APPROPRIATENESS OF SPACE AND EQUIPMENT TO SCOPE OF PLAN: The institution’s current stem cell core facility located in the School of Medicine consists of 2,211 square feet of lab space. An additional 12,000 square feet has been allocated for active and future faculty recruitments in hESC research. Researchers at UCSD were recently approved for 6 CIRM SEED awards, placing a greater demand on the core facility. The School of Engineering has allocated an additional 3,950 square feet for a satellite facility. This proposal requests funds for the renovation of these two spaces and additional equipment to meet increased demand due to funded and pilot projects. Toward the goal of developing methods for genetic manipulation, particularly homologous recombination of hESCs, funds are requested for the following equipment: a FACS Aria machine, confocal microscope, electrophysiology unit, centrifuges, biosafety cabinets, Amaxa Nucleofector electroporator, and a computer network and server. Additional equipment for the satellite lab and the engineering school includes a live cell imaging and purification system, a Fourier Transform Infrared spectrometer, GPC light scattering detector, microarray spotter, and polymer encapsulator.

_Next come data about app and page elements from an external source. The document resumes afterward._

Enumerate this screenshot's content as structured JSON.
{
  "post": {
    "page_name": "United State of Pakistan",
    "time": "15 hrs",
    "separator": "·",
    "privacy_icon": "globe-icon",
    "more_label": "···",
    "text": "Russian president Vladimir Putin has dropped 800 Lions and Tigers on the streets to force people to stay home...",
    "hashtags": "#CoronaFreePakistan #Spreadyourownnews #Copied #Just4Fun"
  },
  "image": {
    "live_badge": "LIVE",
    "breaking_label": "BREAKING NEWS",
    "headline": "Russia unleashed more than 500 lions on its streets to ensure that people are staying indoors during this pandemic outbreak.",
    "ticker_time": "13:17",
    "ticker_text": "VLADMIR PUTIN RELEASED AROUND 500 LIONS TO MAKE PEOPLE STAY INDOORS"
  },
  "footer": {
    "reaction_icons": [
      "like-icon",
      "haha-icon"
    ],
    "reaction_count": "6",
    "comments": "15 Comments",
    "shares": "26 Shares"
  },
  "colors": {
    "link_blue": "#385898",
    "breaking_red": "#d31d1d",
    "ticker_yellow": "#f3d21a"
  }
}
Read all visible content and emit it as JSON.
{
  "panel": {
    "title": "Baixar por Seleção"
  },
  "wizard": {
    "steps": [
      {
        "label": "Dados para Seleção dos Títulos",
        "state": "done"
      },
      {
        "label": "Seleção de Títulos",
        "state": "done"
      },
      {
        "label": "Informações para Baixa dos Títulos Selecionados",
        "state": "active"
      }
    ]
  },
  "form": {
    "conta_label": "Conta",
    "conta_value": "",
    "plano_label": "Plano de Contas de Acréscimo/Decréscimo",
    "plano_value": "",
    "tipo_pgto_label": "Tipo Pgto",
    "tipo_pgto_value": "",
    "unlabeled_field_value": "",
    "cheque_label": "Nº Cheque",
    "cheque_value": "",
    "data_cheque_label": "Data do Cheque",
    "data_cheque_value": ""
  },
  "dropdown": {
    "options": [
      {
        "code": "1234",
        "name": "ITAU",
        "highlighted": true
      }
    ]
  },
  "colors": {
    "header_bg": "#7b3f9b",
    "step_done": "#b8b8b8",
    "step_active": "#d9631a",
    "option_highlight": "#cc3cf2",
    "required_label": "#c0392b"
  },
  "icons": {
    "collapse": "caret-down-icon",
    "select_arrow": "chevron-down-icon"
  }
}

In general, the reviewers agree that the space and equipment are appropriate to the scope of the plan, although sufficient details were not provided in the application for some of the equipment (e.g. the "polymer encapsulator”).
QUALITY OF MANAGEMENT PLAN: Reviewers agree that the management plan is excellent. The proposed scientific direction and staff for this facility are excellent and will draw primarily on the current staff of the core facility, including Dr. Karl Willert as Program Director, who has been in charge of the UCSD core facility since its inception in 2005. One reviewer points out that Dr. Willert is not highly experienced in hESC research or in management of a major facility, being just a few years out of his postdoctoral fellowship, although with industry experience. Oversight for the core facility will be conducted by an inter-departmental steering committee, overseeing the strategy, budget and management of the shared laboratory. UCSD has demonstrated its commitment to hESC research since its establishment of a non-federal core facility in 2005, and has since maintained and characterized several stem cell lines successfully.
DISCUSSION: This is an outstanding proposal from a program director who is promising, energetic, and fairly junior. This proposal differs from others in the proposed interdisciplinary studies with engineers who are expert in nanotechnology and biomaterials; this could be key for developing encapsulation technologies which may be important for successful cell transplantation. The proposal for large scale culture systems is also regarded by a reviewer as a very useful component of the shared facility. This Shared Research Laboratory clearly will be useful as core facility and the institution has already put a great deal of effort into developing hESC research. There is no overlap with other institutions in the San Diego consortium. The likelihood of success is good because the management has been running a hESC core since 2005. A reviewer points out that the program director is only 4-5 yrs out of his PhD training and therefore this director does not have the ‘gravitas’ that other facility center heads do; this reviewer would have preferred more a more senior investigator to direct the facility. While another reviewer agrees, s/he points out that this program director is likely to be dedicated to the success of the Shared Research Laboratory whereas more senior scientists are less accessible, so the program director’s career stage also could be considered an advantage.